Consultation on improving and monitoring Hepatitis B birth dose vaccination
On 13-15 June 2012, five Member States were hosted at the Western Pacific Regional Office to discuss implementation strategies and monitoring of hepatitis B birth dose vaccination. Participating countries were Cambodia, the Lao People’s Democratic Republic, Papua New Guinea, the Philippines and Viet Nam, with support from Chinese Center for Disease Control and Prevention and partner organizations including the Burnet Institute (Australia), the Centers for Disease Control and Prevention (USA), Asian Liver Center (USA), Coalition to Eradicate Viral Hepatitis in Asia Pacific (Singapore), PATH Viet Nam, United Nations Children's Fund (Philippines), Victorian Infectious Disease Reference Laboratory (Australia), and Zeshan Foundation (Hong Kong).

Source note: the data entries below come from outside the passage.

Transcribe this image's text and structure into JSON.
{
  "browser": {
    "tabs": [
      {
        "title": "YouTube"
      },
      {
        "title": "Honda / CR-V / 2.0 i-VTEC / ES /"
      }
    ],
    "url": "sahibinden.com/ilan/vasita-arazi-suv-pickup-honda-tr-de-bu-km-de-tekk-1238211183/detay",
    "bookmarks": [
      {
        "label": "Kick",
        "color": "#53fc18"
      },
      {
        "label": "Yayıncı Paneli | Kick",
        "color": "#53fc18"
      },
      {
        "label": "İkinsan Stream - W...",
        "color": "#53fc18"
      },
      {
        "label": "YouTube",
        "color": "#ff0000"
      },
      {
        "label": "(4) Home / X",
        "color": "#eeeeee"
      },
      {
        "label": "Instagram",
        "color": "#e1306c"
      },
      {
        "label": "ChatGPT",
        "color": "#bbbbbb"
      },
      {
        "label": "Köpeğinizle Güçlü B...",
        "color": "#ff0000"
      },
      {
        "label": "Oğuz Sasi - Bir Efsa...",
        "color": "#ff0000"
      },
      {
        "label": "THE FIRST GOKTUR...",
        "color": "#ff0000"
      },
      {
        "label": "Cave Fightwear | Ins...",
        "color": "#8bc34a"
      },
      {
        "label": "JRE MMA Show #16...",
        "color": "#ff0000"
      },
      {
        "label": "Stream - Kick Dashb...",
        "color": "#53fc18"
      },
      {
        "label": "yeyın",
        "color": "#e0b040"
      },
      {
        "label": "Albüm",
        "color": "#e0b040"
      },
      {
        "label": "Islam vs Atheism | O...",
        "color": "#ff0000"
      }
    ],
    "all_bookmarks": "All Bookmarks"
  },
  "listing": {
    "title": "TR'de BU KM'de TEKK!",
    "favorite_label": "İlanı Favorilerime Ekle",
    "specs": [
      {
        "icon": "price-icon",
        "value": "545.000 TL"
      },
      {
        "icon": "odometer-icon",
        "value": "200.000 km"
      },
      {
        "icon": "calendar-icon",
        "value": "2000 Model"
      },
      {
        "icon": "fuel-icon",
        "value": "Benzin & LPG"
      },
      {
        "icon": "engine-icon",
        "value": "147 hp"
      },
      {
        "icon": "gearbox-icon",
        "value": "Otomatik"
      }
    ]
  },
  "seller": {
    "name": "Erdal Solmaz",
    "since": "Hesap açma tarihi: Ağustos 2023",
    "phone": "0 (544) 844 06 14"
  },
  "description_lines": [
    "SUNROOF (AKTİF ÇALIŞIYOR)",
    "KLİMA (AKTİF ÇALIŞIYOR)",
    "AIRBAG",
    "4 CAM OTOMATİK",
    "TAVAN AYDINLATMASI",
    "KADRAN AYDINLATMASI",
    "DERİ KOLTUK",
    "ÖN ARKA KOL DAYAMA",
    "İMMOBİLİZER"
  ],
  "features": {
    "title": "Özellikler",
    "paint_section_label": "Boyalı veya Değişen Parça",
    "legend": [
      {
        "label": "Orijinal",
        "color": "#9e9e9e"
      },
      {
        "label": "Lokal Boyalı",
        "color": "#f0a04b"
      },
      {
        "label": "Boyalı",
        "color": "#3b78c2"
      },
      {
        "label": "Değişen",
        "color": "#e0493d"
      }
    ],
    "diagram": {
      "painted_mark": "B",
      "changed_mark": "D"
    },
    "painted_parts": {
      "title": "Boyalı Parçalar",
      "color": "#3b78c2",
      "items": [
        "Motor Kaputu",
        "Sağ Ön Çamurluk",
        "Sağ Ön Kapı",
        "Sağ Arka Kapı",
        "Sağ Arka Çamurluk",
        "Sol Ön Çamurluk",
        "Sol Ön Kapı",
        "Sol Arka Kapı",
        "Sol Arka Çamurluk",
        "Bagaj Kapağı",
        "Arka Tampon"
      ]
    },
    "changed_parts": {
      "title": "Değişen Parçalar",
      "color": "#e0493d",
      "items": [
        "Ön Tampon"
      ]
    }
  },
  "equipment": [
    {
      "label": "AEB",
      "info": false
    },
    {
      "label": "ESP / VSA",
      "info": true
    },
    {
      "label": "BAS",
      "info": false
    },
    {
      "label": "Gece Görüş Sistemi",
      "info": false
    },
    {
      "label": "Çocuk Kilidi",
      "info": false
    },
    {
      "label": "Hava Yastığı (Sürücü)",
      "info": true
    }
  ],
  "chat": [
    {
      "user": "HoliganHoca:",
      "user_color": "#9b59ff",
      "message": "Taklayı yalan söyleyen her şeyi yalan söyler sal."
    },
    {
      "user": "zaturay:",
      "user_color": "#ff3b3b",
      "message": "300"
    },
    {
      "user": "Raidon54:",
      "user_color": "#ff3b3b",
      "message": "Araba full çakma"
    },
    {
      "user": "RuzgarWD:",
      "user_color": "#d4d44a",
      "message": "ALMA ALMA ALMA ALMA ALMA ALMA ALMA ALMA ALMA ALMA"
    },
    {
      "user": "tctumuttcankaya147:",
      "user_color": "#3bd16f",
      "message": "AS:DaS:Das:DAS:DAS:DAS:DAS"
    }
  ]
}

The meeting provided an opportunity for countries facing similar challenges to share experiences and successes. Participants focussed on improving timely hepatitis B birth dose vaccination via coordination between maternal and child health and immunization programmes. The need to increase skilled birth attendant access for women in poorly resourced settings remains a critical issue. Strategies to strengthen in-country collaboration were discussed, with the use of birth dose as a driver for increasing post-natal care access. Ensuring babies already born in health facilities receive birth dose is important, whilst innovative approaches, such as specific home visit programmes and controlled temperature chain vaccine use, were highlighted as effective tools in reaching high-risk populations. The importance of high-level governmental support and policy framework in enabling new approaches was emphasised. Additionally, a session reviewing data management was particularly appreciated in providing insights into the vaccination coverage estimation process.
Participating countries developed tailored activities to improve timely birth dose vaccination within their specific national contexts. Ongoing progress and support for in-country and international collaboration is vital, as the Western Pacific Region moves towards the goal of reducing chronic hepatitis B prevalence to less than 1%.